Call for free-school champions to be stripped of charitable status over Tory 'bias'
The organisation set up to help groups start their own "free schools" should be stripped of its charitable status because its aims are too political, a major union conference will hear.
A motion tabled for the annual meeting of the TUC says the New Schools Network, which recently received #163;500,000 from the Government to promote the controversial policy, is too "overtly political" to be a charity.
The network, which describes itself as "independent", was set up over a year ago by Rachel Wolf, a former aide to Education Secretary Michael Gove, and has since been charged with overseeing applications for new schools from parents' and teachers' groups.
Another former special adviser to Mr Gove, Dominic Cummings, is also reported to be helping out on a voluntary basis.

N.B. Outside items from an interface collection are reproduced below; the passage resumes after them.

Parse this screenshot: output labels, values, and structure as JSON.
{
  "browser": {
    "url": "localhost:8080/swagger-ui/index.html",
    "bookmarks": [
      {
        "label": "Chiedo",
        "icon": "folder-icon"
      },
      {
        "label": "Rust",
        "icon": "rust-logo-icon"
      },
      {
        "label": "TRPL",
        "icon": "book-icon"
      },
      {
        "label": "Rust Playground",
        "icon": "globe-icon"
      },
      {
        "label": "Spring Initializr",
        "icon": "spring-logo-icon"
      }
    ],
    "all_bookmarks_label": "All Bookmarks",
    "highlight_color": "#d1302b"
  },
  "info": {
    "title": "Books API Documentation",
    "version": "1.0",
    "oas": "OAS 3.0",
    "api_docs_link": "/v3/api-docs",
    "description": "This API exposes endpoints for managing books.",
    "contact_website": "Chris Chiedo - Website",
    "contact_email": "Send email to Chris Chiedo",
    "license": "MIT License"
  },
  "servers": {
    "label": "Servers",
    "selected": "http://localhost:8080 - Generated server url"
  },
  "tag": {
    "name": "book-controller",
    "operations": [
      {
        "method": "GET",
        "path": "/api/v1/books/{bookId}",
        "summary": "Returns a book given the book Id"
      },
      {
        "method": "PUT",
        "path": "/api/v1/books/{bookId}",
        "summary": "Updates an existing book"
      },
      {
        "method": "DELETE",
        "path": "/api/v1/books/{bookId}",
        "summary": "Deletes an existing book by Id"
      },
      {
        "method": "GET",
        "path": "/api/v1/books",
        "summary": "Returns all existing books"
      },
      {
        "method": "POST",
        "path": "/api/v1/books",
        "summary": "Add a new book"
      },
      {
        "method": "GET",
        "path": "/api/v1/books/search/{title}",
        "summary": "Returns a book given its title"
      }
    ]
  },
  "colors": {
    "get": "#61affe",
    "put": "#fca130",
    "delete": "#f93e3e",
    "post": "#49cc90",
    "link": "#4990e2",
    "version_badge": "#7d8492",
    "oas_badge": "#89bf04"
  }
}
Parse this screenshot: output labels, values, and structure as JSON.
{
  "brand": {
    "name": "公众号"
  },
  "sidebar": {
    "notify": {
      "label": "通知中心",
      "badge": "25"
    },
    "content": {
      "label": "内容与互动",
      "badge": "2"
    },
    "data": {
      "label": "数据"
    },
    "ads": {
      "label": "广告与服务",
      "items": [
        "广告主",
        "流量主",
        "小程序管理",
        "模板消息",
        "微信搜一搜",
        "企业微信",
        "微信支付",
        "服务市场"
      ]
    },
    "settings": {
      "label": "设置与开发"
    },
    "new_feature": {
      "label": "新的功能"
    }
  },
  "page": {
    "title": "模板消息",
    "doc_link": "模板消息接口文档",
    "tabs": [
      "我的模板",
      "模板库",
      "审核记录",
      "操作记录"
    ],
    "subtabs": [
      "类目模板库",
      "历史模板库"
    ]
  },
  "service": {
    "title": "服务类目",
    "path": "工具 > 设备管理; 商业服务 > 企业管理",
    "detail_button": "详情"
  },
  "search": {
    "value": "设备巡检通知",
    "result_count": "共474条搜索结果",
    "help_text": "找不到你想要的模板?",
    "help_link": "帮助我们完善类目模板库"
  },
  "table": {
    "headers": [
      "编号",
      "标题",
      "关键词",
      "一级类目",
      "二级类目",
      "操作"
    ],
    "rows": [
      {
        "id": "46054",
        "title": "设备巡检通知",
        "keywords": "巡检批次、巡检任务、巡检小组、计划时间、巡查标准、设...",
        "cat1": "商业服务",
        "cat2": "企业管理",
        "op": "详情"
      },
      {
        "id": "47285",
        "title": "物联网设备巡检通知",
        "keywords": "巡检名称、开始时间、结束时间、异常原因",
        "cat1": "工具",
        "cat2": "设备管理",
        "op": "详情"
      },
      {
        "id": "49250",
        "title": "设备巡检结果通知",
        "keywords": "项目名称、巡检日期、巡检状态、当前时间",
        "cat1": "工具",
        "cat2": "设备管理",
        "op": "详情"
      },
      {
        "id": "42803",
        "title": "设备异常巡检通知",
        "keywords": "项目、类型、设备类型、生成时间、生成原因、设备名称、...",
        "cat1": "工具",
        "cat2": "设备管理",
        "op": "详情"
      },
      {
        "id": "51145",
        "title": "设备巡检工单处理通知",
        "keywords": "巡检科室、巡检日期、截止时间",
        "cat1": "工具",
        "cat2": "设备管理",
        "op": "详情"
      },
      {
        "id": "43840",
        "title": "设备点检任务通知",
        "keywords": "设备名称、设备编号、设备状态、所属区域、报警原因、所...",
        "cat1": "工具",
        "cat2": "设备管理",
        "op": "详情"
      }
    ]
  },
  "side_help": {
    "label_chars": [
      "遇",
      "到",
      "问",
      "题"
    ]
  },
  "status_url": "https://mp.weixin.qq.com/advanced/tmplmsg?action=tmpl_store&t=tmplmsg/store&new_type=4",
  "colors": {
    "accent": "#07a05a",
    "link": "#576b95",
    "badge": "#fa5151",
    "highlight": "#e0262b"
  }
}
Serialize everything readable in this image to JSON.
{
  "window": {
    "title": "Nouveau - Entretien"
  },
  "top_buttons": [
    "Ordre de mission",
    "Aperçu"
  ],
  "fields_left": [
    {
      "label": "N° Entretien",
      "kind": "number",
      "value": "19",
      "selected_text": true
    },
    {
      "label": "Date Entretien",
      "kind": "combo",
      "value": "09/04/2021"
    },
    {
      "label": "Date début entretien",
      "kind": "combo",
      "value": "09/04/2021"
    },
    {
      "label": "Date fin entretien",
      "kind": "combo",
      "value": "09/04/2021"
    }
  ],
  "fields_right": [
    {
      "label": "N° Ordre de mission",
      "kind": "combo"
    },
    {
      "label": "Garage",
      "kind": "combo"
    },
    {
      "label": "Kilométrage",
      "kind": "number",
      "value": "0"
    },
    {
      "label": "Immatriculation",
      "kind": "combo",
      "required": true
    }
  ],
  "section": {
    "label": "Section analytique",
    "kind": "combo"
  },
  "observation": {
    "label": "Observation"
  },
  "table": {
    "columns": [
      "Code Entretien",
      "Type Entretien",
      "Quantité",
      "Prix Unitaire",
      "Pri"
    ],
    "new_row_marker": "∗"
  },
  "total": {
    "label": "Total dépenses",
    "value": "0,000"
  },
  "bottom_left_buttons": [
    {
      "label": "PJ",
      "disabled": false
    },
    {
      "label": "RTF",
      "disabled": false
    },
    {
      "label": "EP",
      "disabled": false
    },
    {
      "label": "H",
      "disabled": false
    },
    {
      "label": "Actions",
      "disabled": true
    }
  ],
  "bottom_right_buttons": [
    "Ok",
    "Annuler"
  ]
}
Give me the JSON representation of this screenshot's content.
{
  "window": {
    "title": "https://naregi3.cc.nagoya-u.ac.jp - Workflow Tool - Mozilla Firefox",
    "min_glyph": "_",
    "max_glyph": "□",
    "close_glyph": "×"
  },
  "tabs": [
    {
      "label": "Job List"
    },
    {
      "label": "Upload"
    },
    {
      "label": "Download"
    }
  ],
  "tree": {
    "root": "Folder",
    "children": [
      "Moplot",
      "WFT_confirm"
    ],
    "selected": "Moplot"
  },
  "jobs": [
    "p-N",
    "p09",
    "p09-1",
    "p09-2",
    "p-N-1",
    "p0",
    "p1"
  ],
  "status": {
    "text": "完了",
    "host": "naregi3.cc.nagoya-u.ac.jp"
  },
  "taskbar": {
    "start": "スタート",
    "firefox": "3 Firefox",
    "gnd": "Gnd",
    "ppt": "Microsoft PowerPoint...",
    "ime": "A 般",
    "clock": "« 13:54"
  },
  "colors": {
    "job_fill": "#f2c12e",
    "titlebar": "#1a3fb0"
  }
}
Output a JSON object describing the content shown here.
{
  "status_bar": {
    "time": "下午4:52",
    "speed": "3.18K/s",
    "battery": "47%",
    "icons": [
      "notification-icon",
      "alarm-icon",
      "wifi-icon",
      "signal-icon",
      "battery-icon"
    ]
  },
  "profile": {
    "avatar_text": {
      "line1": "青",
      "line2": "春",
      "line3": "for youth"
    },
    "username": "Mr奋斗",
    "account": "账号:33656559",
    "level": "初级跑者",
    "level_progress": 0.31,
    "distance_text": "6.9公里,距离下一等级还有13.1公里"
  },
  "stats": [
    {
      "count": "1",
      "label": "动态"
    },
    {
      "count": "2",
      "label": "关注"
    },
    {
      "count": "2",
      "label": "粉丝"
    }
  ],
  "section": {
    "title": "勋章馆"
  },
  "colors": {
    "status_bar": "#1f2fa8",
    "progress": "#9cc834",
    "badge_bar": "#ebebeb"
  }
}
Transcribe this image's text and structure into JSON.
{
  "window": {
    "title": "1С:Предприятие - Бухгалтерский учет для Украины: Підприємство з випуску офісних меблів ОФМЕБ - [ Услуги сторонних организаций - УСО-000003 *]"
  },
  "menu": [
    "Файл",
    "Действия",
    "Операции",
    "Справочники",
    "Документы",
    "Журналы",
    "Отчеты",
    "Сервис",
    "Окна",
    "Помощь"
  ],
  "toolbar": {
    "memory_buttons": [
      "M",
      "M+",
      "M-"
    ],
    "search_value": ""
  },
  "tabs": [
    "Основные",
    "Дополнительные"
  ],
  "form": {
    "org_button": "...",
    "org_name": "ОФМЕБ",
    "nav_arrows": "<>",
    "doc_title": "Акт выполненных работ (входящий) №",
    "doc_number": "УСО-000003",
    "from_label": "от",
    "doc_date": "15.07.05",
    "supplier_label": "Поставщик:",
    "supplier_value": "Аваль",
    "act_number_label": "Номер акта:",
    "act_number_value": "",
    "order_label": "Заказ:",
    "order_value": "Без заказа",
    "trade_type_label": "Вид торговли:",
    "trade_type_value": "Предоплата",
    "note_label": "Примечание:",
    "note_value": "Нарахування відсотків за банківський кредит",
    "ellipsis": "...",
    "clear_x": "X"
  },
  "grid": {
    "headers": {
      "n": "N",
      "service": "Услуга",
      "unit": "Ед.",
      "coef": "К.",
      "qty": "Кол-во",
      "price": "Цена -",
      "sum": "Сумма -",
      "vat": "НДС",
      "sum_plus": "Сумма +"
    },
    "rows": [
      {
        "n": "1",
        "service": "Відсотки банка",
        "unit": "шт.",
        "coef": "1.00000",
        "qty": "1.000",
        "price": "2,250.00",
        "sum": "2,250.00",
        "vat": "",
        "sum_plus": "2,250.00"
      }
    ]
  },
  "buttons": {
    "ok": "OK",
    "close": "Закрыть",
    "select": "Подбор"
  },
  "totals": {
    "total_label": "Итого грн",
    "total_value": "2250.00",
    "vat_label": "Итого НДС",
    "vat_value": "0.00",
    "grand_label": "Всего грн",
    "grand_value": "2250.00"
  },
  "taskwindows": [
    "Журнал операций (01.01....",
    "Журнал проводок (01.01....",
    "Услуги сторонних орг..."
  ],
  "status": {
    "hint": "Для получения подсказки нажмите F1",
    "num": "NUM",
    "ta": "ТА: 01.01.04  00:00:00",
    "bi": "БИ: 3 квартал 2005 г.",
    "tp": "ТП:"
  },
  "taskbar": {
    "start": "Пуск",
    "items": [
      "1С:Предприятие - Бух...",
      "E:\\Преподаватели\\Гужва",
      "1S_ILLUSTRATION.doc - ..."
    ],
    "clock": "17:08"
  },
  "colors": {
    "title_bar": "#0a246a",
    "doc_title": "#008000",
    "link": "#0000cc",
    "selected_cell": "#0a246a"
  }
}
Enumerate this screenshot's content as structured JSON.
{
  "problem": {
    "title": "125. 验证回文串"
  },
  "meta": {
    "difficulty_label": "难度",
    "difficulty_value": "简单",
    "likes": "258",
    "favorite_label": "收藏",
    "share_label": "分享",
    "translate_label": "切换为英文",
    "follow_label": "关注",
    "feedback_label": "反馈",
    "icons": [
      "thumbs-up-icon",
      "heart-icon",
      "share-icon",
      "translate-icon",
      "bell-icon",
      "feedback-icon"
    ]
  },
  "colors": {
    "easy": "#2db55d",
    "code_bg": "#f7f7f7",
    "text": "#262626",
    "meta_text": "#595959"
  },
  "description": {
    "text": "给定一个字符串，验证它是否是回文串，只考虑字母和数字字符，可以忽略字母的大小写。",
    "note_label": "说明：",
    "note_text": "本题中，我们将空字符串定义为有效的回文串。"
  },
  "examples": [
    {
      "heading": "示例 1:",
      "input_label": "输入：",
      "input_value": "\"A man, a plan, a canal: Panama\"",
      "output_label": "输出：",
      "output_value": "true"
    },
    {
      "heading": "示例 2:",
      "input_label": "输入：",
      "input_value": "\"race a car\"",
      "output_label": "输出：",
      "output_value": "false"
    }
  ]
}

Mystery surrounds the organisation's other sources of funding because it has refused to reveal the names of anonymous donors.
Campaigner for comprehensive schools Fiona Millar has already asked whether the charity will be able to give objective advice to parents, as organisations with a "vested drive" to remove education from local authorities are well represented among its advisers and trustees.
Sir Bruce Liddington, director of academy operator E-ACT, and Amanda Spielman, head of research and development at academy operator Ark Schools, sit on the board.
There are also concerns over the way in which the Government money was awarded to the charity. A Freedom of Information Act request asking whether the Government knew if any of the charity's funders had a commercial interest in free schools has gone unanswered.
Mary Bousted, general secretary of the Association of Teachers and Lecturers, whose union put forward the motion to the TUC, said: "They have been given half a million pounds by this Government to go around brokering free schools and it's quite obvious that this organisation is absolutely hand-in-glove with the Conservative party.
"Michael Gove and Rachel Wolf say the schools will be set up and run by teachers and parents, but what will happen is private companies will come in and make a profit."
Hank Roberts, an anti-academies campaigner, said it was an "outrageous situation" that a charity was allowed to be engaged in an "overtly political agenda".
Ms Wolf responded to the accusations by saying the charity was non-partisan and dedicated to helping children, particularly in poorer areas, to get a good school.
"It is a shame that some union leaderships seem unable to see educational improvement outside the prism of party politics," she said.
A spokesman for the Department for Education said: "New Schools Network is a charity like numerous others that the Department has relationships with. Any grants will be made in accordance with the standard rules."
700 - Expressions of interest in setting up schools made by June 2010
50% - Proportion of enquiries said to be from teachers
62 - Formal applications received
220,000 - Tory pre-election proposal of free schools to create over ten years.